The standard, obligatory cover 4 chart. This is more applicable to the FSU defense, though, since the true shallow cover 4 Barnett professes and practices is aptly illustrated.

Growing pains in 2018 were to be expected, so the defense didn’t meet the standard Barnett enjoyed at Michigan State, and here in 2019 the loss of 1st round edge rusher Brian Burns led Barnett to tinker with his front to help the pass rush. It’s this tinkering with fronts which hints at the underlying factor in FSU’s defensive improvement after two very poor games to begin the year.

On the surface, multiple fronts are a good thing. Clemson has seen firsthand the benefits blended fronts create and the nightmares offensive linemen and QBs face when they must guess from where pressure will come. But Barnett is a true cover 4 disciple, meaning he is far more reliant upon running his base to perfection than he is mixing up terror fronts and schemes like Brent Venables. Shallow, aggressive cover 4 works best with 4, 1-gap linemen; shifting your front shifts run fits.

Mixing up fronts affected the run defense, and domino’d across the entire defense to affect even the coverage.

No one should ever have 2 different receivers wide open 20+ yards downfield, Tampa 2 or cover 4

That Barnett made a move so antithetical to his ideology shows just how little faith he had in his pass rush. Yet undoing the foundation of his own defense may prove to be his own undoing; with merely 14 rather uninspiring games to his name, Leavitt entered under the guise “quality control analyst” but is effectively Barnett’s forthcoming replacement. That the FSU defense has improved since Leavitt’s onboarding perhaps bodes all the worse for Barnett; Willie Taggart’s first choice for DC when he was first hired is now on staff, waiting in the wings.

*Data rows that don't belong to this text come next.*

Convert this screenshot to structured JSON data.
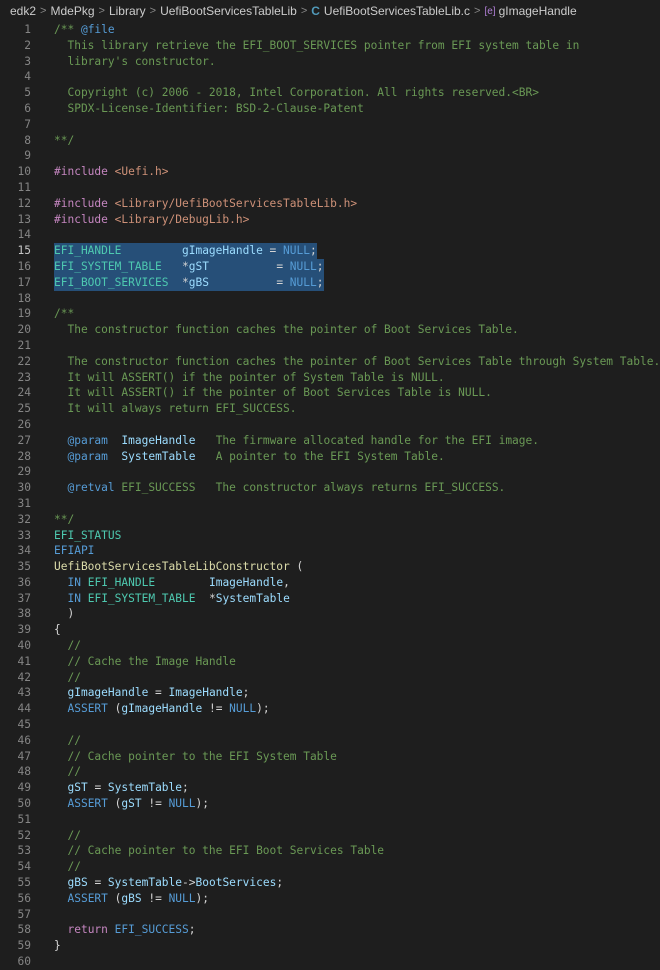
{
  "breadcrumb": {
    "items": [
      "edk2",
      "MdePkg",
      "Library",
      "UefiBootServicesTableLib",
      "UefiBootServicesTableLib.c",
      "gImageHandle"
    ],
    "separator": ">",
    "file_icon": "C",
    "symbol_icon": "[e]"
  },
  "selected_lines": [
    15,
    16,
    17
  ],
  "lines": [
    {
      "n": "1",
      "tokens": [
        {
          "t": "/** ",
          "c": "comment"
        },
        {
          "t": "@file",
          "c": "tag"
        }
      ]
    },
    {
      "n": "2",
      "tokens": [
        {
          "t": "  This library retrieve the EFI_BOOT_SERVICES pointer from EFI system table in",
          "c": "comment"
        }
      ]
    },
    {
      "n": "3",
      "tokens": [
        {
          "t": "  library's constructor.",
          "c": "comment"
        }
      ]
    },
    {
      "n": "4",
      "tokens": []
    },
    {
      "n": "5",
      "tokens": [
        {
          "t": "  Copyright (c) 2006 - 2018, Intel Corporation. All rights reserved.<BR>",
          "c": "comment"
        }
      ]
    },
    {
      "n": "6",
      "tokens": [
        {
          "t": "  SPDX-License-Identifier: BSD-2-Clause-Patent",
          "c": "comment"
        }
      ]
    },
    {
      "n": "7",
      "tokens": []
    },
    {
      "n": "8",
      "tokens": [
        {
          "t": "**/",
          "c": "comment"
        }
      ]
    },
    {
      "n": "9",
      "tokens": []
    },
    {
      "n": "10",
      "tokens": [
        {
          "t": "#include",
          "c": "pp"
        },
        {
          "t": " <Uefi.h>",
          "c": "str"
        }
      ]
    },
    {
      "n": "11",
      "tokens": []
    },
    {
      "n": "12",
      "tokens": [
        {
          "t": "#include",
          "c": "pp"
        },
        {
          "t": " <Library/UefiBootServicesTableLib.h>",
          "c": "str"
        }
      ]
    },
    {
      "n": "13",
      "tokens": [
        {
          "t": "#include",
          "c": "pp"
        },
        {
          "t": " <Library/DebugLib.h>",
          "c": "str"
        }
      ]
    },
    {
      "n": "14",
      "tokens": []
    },
    {
      "n": "15",
      "tokens": [
        {
          "t": "EFI_HANDLE",
          "c": "type"
        },
        {
          "t": "         ",
          "c": "text"
        },
        {
          "t": "gImageHandle",
          "c": "var"
        },
        {
          "t": " = ",
          "c": "text"
        },
        {
          "t": "NULL",
          "c": "kw"
        },
        {
          "t": ";",
          "c": "text"
        }
      ]
    },
    {
      "n": "16",
      "tokens": [
        {
          "t": "EFI_SYSTEM_TABLE",
          "c": "type"
        },
        {
          "t": "   ",
          "c": "text"
        },
        {
          "t": "*",
          "c": "text"
        },
        {
          "t": "gST",
          "c": "var"
        },
        {
          "t": "          = ",
          "c": "text"
        },
        {
          "t": "NULL",
          "c": "kw"
        },
        {
          "t": ";",
          "c": "text"
        }
      ]
    },
    {
      "n": "17",
      "tokens": [
        {
          "t": "EFI_BOOT_SERVICES",
          "c": "type"
        },
        {
          "t": "  ",
          "c": "text"
        },
        {
          "t": "*",
          "c": "text"
        },
        {
          "t": "gBS",
          "c": "var"
        },
        {
          "t": "          = ",
          "c": "text"
        },
        {
          "t": "NULL",
          "c": "kw"
        },
        {
          "t": ";",
          "c": "text"
        }
      ]
    },
    {
      "n": "18",
      "tokens": []
    },
    {
      "n": "19",
      "tokens": [
        {
          "t": "/**",
          "c": "comment"
        }
      ]
    },
    {
      "n": "20",
      "tokens": [
        {
          "t": "  The constructor function caches the pointer of Boot Services Table.",
          "c": "comment"
        }
      ]
    },
    {
      "n": "21",
      "tokens": []
    },
    {
      "n": "22",
      "tokens": [
        {
          "t": "  The constructor function caches the pointer of Boot Services Table through System Table.",
          "c": "comment"
        }
      ]
    },
    {
      "n": "23",
      "tokens": [
        {
          "t": "  It will ASSERT() if the pointer of System Table is NULL.",
          "c": "comment"
        }
      ]
    },
    {
      "n": "24",
      "tokens": [
        {
          "t": "  It will ASSERT() if the pointer of Boot Services Table is NULL.",
          "c": "comment"
        }
      ]
    },
    {
      "n": "25",
      "tokens": [
        {
          "t": "  It will always return EFI_SUCCESS.",
          "c": "comment"
        }
      ]
    },
    {
      "n": "26",
      "tokens": []
    },
    {
      "n": "27",
      "tokens": [
        {
          "t": "  ",
          "c": "comment"
        },
        {
          "t": "@param",
          "c": "tag"
        },
        {
          "t": "  ",
          "c": "comment"
        },
        {
          "t": "ImageHandle",
          "c": "var"
        },
        {
          "t": "   The firmware allocated handle for the EFI image.",
          "c": "comment"
        }
      ]
    },
    {
      "n": "28",
      "tokens": [
        {
          "t": "  ",
          "c": "comment"
        },
        {
          "t": "@param",
          "c": "tag"
        },
        {
          "t": "  ",
          "c": "comment"
        },
        {
          "t": "SystemTable",
          "c": "var"
        },
        {
          "t": "   A pointer to the EFI System Table.",
          "c": "comment"
        }
      ]
    },
    {
      "n": "29",
      "tokens": []
    },
    {
      "n": "30",
      "tokens": [
        {
          "t": "  ",
          "c": "comment"
        },
        {
          "t": "@retval",
          "c": "tag"
        },
        {
          "t": " EFI_SUCCESS   The constructor always returns EFI_SUCCESS.",
          "c": "comment"
        }
      ]
    },
    {
      "n": "31",
      "tokens": []
    },
    {
      "n": "32",
      "tokens": [
        {
          "t": "**/",
          "c": "comment"
        }
      ]
    },
    {
      "n": "33",
      "tokens": [
        {
          "t": "EFI_STATUS",
          "c": "type"
        }
      ]
    },
    {
      "n": "34",
      "tokens": [
        {
          "t": "EFIAPI",
          "c": "kw"
        }
      ]
    },
    {
      "n": "35",
      "tokens": [
        {
          "t": "UefiBootServicesTableLibConstructor",
          "c": "fn"
        },
        {
          "t": " (",
          "c": "text"
        }
      ]
    },
    {
      "n": "36",
      "tokens": [
        {
          "t": "  ",
          "c": "text"
        },
        {
          "t": "IN",
          "c": "kw"
        },
        {
          "t": " ",
          "c": "text"
        },
        {
          "t": "EFI_HANDLE",
          "c": "type"
        },
        {
          "t": "        ",
          "c": "text"
        },
        {
          "t": "ImageHandle",
          "c": "var"
        },
        {
          "t": ",",
          "c": "text"
        }
      ]
    },
    {
      "n": "37",
      "tokens": [
        {
          "t": "  ",
          "c": "text"
        },
        {
          "t": "IN",
          "c": "kw"
        },
        {
          "t": " ",
          "c": "text"
        },
        {
          "t": "EFI_SYSTEM_TABLE",
          "c": "type"
        },
        {
          "t": "  *",
          "c": "text"
        },
        {
          "t": "SystemTable",
          "c": "var"
        }
      ]
    },
    {
      "n": "38",
      "tokens": [
        {
          "t": "  )",
          "c": "text"
        }
      ]
    },
    {
      "n": "39",
      "tokens": [
        {
          "t": "{",
          "c": "text"
        }
      ]
    },
    {
      "n": "40",
      "tokens": [
        {
          "t": "  //",
          "c": "comment"
        }
      ]
    },
    {
      "n": "41",
      "tokens": [
        {
          "t": "  // Cache the Image Handle",
          "c": "comment"
        }
      ]
    },
    {
      "n": "42",
      "tokens": [
        {
          "t": "  //",
          "c": "comment"
        }
      ]
    },
    {
      "n": "43",
      "tokens": [
        {
          "t": "  ",
          "c": "text"
        },
        {
          "t": "gImageHandle",
          "c": "var"
        },
        {
          "t": " = ",
          "c": "text"
        },
        {
          "t": "ImageHandle",
          "c": "var"
        },
        {
          "t": ";",
          "c": "text"
        }
      ]
    },
    {
      "n": "44",
      "tokens": [
        {
          "t": "  ",
          "c": "text"
        },
        {
          "t": "ASSERT",
          "c": "kw"
        },
        {
          "t": " (",
          "c": "text"
        },
        {
          "t": "gImageHandle",
          "c": "var"
        },
        {
          "t": " != ",
          "c": "text"
        },
        {
          "t": "NULL",
          "c": "kw"
        },
        {
          "t": ");",
          "c": "text"
        }
      ]
    },
    {
      "n": "45",
      "tokens": []
    },
    {
      "n": "46",
      "tokens": [
        {
          "t": "  //",
          "c": "comment"
        }
      ]
    },
    {
      "n": "47",
      "tokens": [
        {
          "t": "  // Cache pointer to the EFI System Table",
          "c": "comment"
        }
      ]
    },
    {
      "n": "48",
      "tokens": [
        {
          "t": "  //",
          "c": "comment"
        }
      ]
    },
    {
      "n": "49",
      "tokens": [
        {
          "t": "  ",
          "c": "text"
        },
        {
          "t": "gST",
          "c": "var"
        },
        {
          "t": " = ",
          "c": "text"
        },
        {
          "t": "SystemTable",
          "c": "var"
        },
        {
          "t": ";",
          "c": "text"
        }
      ]
    },
    {
      "n": "50",
      "tokens": [
        {
          "t": "  ",
          "c": "text"
        },
        {
          "t": "ASSERT",
          "c": "kw"
        },
        {
          "t": " (",
          "c": "text"
        },
        {
          "t": "gST",
          "c": "var"
        },
        {
          "t": " != ",
          "c": "text"
        },
        {
          "t": "NULL",
          "c": "kw"
        },
        {
          "t": ");",
          "c": "text"
        }
      ]
    },
    {
      "n": "51",
      "tokens": []
    },
    {
      "n": "52",
      "tokens": [
        {
          "t": "  //",
          "c": "comment"
        }
      ]
    },
    {
      "n": "53",
      "tokens": [
        {
          "t": "  // Cache pointer to the EFI Boot Services Table",
          "c": "comment"
        }
      ]
    },
    {
      "n": "54",
      "tokens": [
        {
          "t": "  //",
          "c": "comment"
        }
      ]
    },
    {
      "n": "55",
      "tokens": [
        {
          "t": "  ",
          "c": "text"
        },
        {
          "t": "gBS",
          "c": "var"
        },
        {
          "t": " = ",
          "c": "text"
        },
        {
          "t": "SystemTable",
          "c": "var"
        },
        {
          "t": "->",
          "c": "text"
        },
        {
          "t": "BootServices",
          "c": "var"
        },
        {
          "t": ";",
          "c": "text"
        }
      ]
    },
    {
      "n": "56",
      "tokens": [
        {
          "t": "  ",
          "c": "text"
        },
        {
          "t": "ASSERT",
          "c": "kw"
        },
        {
          "t": " (",
          "c": "text"
        },
        {
          "t": "gBS",
          "c": "var"
        },
        {
          "t": " != ",
          "c": "text"
        },
        {
          "t": "NULL",
          "c": "kw"
        },
        {
          "t": ");",
          "c": "text"
        }
      ]
    },
    {
      "n": "57",
      "tokens": []
    },
    {
      "n": "58",
      "tokens": [
        {
          "t": "  ",
          "c": "text"
        },
        {
          "t": "return",
          "c": "pp"
        },
        {
          "t": " ",
          "c": "text"
        },
        {
          "t": "EFI_SUCCESS",
          "c": "kw"
        },
        {
          "t": ";",
          "c": "text"
        }
      ]
    },
    {
      "n": "59",
      "tokens": [
        {
          "t": "}",
          "c": "text"
        }
      ]
    },
    {
      "n": "60",
      "tokens": []
    }
  ]
}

Since Leavitt’s arrival, FSU showed improvement in a close loss to UVA, and extremely encouraging performances against Louisville and NC State. Most auspiciously, it seems Leavitt reminded Barnett to stick with what he knows:

The 4 down, shallow cover 4 shell returns!

The return to a 4 down look is actually more likely due to a surprisingly better than expected pass rush; if there’s a silver lining, it’s that the pass rush has exceeded expectations even pre-Leavitt. Janarius Robinson, in particular, has been a bright spot for the FSU defense (though he’s suspended for the first half Saturday thanks to a targeting penalty).

The most noticeable vulnerability in the FSU defense to my eyes though has been their refusal, or inability, to disguise coverages. They’ve been unafraid to show pressure looks which confuse quarterbacks in general, but when in man (3rd downs), Tampa 2 (changeup) or cover 4 (base), there is no disguise and even backup QBs have known where to go at the snap.

From the standard shallow cover 4 shell, the Mike LB is cheating into Tampa 2 depth. All the QB has to do is read the corner to know if he’s sitting in the flat or dropping into a deep quarter. He sat, and the corner route was open.
Obvious cover 4, no attempt to disguise. The known weaknesses: in routes and swings into the flat.

A mercurial defense with known and easily identifiable tendencies — lacking its best pass rusher for a half to boot — should indeed be just what Dr STS ordered. Whether Leavitt and Barnett underwent the same sort of intensive self-scouting we can only hope Jeff Scott and Tony Elliott did will be the difference in a comfortable afternoon and another frustrating (yet presumably undramatic) victory.

Hornibrook will find some playing time and presents a higher floor than starting QB James Blackman, but any hopes of an upset hinge on Blackman surviving the Venables defense and slinging the ball downfield. The offensive line is still bad, though Cam Akers is a threat if he finds room. The bottom line, which will remain a broken record until the postseason: Clemson is still too good at every position unless the opponent plays above themselves (see: UNC) or Clemson remains sloppy (see also: UNC).

FSU under Taggart is still a work in progress on both sides of the ball; Clemson merely needs a tuneup. If precedent holds, the bye week was the tuneup.

Clemson 45, FSU 13